We don’t want that to happen with your shirts. And hey, if your designs are of food, then we don’t want your food to look like that either.
Here’s how to format your designs for your Threadless Artist Shop so that when they print, they look as awesome as you intended them to!
Get Yo Files Right
In order for your design to look awesome, we need to get it in a format that sets it up to look that awesome.
So the important parts there:
- 300 dpi
- 14×16 canvas (4200px*4800px)
- RGB Mode
- Transparent background – to do this, save as .PNG (then it can go on all apparel colors!)
Why Sizing Matters
If you’re wondering what the image size is going to look like when it’s actually on the shirt, check it out:
On the left is a men’s medium, on the right a women’s medium. The size difference is because women’s sm/med can’t fit on the larger printing palette without getting distorted. SO we have to have them on a smaller palette. But women’s large and up will receive the same sizing as the guy’s palette.
If you really want to work around that re-sizing, you can…as long as your design meets a certain criteria. We have a ‘trim script’, and if your design fits within the centered 9.49” of the 14?x16? canvas, voila! It won’t get re-sized (except in smaller garments, especially tanks).
BUT, if it doesn’t fit in that area? Even by just a couple pixels? Rut roe, re-sizing happens.
Here’s what some colors will look like when translated onto a garment. Note that bright reds, cyans, and greens are the hardest to get exactly as you want them.
And here’s some ways you can get closer to those neon and pastel colors:
How to Get That Batman-Level, I-AM-THE-NIGHT Black Hue
If you’ve messed around with colors before (which, as a designer at any level, I’m sure you have), you know that ‘true black’ is usually #000000, if you want a super dark black through our printers – especially on light garments – use the CMYK values 55, 55, 55, 100.
Transparent parts of a design can look really cool when you’re looking at it digitally. But sometimes that doesn’t translate so great into the real life.
Here’s a look at how different opacities will print. We recommend staying about 30% opacity. This technique, by the way, is awesome for making shadows tonal to different blank colors on one art file. (Pro-Tip: set the color to black and adjust the transparencies from there to do so!)

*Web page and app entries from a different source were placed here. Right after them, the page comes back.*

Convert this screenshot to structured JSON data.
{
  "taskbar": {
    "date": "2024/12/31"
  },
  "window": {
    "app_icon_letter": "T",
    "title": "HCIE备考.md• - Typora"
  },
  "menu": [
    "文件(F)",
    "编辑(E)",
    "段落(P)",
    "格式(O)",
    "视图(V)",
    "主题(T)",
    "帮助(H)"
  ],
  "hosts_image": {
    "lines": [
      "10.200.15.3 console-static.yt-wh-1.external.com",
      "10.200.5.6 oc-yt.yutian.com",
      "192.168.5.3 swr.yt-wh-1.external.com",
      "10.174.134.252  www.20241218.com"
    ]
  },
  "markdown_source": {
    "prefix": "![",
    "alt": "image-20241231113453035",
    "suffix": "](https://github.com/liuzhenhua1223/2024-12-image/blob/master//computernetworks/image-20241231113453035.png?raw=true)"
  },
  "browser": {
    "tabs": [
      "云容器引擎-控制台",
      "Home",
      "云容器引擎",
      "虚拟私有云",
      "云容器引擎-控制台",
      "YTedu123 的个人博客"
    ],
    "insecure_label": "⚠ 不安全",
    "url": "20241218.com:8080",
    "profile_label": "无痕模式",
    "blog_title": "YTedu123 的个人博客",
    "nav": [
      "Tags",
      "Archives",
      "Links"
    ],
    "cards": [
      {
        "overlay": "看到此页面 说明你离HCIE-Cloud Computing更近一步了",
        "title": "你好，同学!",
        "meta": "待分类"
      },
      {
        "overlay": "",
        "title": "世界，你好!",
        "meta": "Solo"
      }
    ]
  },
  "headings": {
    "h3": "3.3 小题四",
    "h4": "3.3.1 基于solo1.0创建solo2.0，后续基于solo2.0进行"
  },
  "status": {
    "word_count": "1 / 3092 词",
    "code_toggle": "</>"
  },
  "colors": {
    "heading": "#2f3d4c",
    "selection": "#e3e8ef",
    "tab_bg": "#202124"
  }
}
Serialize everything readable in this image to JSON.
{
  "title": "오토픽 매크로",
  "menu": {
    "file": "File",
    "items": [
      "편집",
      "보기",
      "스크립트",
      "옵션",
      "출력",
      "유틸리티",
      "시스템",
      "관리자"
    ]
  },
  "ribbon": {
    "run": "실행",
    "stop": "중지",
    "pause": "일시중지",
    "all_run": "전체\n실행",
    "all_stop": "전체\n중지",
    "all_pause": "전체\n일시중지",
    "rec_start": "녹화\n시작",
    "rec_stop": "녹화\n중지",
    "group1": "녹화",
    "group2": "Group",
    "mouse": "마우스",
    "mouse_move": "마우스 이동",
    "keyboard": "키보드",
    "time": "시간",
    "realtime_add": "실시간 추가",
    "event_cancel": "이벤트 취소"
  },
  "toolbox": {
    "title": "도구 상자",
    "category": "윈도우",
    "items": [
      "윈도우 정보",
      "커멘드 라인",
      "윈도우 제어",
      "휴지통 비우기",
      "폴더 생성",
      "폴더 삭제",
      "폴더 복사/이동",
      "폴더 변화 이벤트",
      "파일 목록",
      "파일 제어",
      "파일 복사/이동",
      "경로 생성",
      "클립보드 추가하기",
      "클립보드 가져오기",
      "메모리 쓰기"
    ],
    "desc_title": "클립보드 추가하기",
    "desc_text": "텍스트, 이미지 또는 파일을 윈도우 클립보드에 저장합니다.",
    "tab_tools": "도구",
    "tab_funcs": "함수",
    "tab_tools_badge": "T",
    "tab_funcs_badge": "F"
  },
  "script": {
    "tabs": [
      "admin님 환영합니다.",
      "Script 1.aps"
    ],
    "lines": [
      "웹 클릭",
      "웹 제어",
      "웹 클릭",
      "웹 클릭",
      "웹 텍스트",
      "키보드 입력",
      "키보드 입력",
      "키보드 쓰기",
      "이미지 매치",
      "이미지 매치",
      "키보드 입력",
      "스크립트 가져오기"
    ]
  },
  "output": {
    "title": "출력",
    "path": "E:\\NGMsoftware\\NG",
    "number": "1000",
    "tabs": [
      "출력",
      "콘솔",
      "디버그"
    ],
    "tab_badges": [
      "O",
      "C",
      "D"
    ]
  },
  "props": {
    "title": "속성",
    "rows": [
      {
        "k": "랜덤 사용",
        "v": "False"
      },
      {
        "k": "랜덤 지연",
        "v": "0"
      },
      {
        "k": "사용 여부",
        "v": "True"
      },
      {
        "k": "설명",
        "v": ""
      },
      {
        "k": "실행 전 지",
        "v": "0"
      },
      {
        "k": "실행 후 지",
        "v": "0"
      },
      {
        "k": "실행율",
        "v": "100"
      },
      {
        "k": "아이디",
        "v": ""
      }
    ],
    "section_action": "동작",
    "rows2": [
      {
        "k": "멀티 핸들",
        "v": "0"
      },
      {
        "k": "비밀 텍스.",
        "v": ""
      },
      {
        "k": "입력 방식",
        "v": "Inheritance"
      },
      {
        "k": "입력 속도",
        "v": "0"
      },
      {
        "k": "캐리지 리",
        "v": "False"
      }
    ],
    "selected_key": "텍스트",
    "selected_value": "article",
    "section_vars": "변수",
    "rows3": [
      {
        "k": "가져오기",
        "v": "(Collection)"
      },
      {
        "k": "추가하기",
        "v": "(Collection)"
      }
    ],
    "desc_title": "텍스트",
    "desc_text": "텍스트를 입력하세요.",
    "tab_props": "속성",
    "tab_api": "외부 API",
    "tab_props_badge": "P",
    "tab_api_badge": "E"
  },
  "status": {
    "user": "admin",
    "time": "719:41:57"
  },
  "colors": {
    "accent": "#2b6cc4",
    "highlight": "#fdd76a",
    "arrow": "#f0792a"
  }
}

For more details on our printing process or anything you see here, check out this help post.